  • An unknown heir of a previous owner who is claiming ownership of the property;
  • Instruments executed under an expired or a fabricated power of attorney; Egypt
  • Mistakes in the public records.

Title insurance offers financial protection against these and other covered title hazards. The title insurer will pay for defending against an attack on title as insured, and will either perfect the title or pay valid claims. All for a one-time charge at closing.

Your home is your most important investment. Before you go to closing, ask about your title insurance protection, and be sure to protect your home with an owner's title insurance policy.

Digital and Conventional Presentation of Content

Displaying content is extremely important for any marketing agency. Ultrathin tubes have long replaced the old-fashioned and expensive Cathode-ray tubes. Internet connectivity, live TV streaming, videos, and images are the future of signage and modern marketing. Shopping malls, shops, and all other businesses prefer electronic display over wallpapers.

Digital signage applications include high-resolution display devices that are easy to use anywhere, indoor or outdoor. The modern way of displaying content includes versatility and innovation. For example, an electronic display can run a combination of media including videos, images, and text that altogether deliver a specific message.
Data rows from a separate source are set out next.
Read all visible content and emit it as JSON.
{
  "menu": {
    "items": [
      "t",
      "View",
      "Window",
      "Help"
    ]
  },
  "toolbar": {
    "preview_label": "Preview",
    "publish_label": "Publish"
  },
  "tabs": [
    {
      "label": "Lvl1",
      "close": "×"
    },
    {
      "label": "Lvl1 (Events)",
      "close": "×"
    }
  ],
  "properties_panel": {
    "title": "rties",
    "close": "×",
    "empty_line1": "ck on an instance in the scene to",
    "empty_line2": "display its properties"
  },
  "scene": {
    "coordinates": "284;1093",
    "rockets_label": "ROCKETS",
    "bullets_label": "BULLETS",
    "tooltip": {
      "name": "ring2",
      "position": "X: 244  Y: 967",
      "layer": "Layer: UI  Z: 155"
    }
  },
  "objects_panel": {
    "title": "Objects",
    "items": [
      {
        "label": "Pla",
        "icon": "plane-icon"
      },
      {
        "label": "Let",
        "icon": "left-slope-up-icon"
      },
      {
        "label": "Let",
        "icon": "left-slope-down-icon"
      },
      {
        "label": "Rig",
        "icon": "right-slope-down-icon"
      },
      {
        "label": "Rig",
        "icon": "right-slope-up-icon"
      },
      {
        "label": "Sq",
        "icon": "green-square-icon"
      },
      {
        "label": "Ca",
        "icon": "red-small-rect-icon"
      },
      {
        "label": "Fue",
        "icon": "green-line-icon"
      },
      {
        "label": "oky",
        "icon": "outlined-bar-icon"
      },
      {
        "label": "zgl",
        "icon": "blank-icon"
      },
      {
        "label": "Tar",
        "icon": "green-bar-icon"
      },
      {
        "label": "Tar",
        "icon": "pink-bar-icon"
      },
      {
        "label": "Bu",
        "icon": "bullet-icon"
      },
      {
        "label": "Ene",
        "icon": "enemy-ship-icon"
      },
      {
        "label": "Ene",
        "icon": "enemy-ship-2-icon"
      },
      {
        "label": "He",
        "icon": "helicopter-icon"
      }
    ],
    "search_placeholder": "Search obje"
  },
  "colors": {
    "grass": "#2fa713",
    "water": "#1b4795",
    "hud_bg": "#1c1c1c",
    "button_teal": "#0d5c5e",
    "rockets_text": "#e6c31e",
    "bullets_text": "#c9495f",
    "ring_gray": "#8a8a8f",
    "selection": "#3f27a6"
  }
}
With the passage of time, the global advertising industry is growing bigger and bigger. The electronic display has become the need of every modern business. Some of the purposes digital signage serve are:

  • Informational
  • Commercial
  • Experiential
  • Behavioral

It is rightly said that there is no success without the content. Electronic signage is considered to be a new way of displaying content to an audience. It offers variety and a number of interesting features that allow users to be creative in content management. We often see digital signs at public places and retail stores. Therefore, it has a cultural impact on customers and viewers.

A question arises whether or not signage has emerged as a new and effective advertising source. The answer is a big yes as digital signage is gradually taking over the conventional and outdated advertising solutions. However, the significance of traditional display cannot be undermined as they are cost-effective. Commercial places should be well equipped with the information that might help customers make a purchase decision.

The internet is used widely across the globe. And the information provided on a computer allows us to check back and reach the content easily. It is easy to change and manage content on digital devices. Your success depends highly on how you are advertising your business. Therefore, use digital signs to promote and advertise your business or cause. Digital signage is expensive as compared to those simple and static display means. However, digital display has become mandatory for rapidly growing businesses.

The display industry cannot keep itself apart from technological advancements. However, some of the old-fashioned signage is still being used by many businesses in developed and developing countries. For instance, a banner or a decal is a very simple type of signage. The presence of highly advanced electronics signs could not outsmart old-fashioned sign systems. However, it is recommended to use the digital and interactive form of signs which can captivate the attention of customers.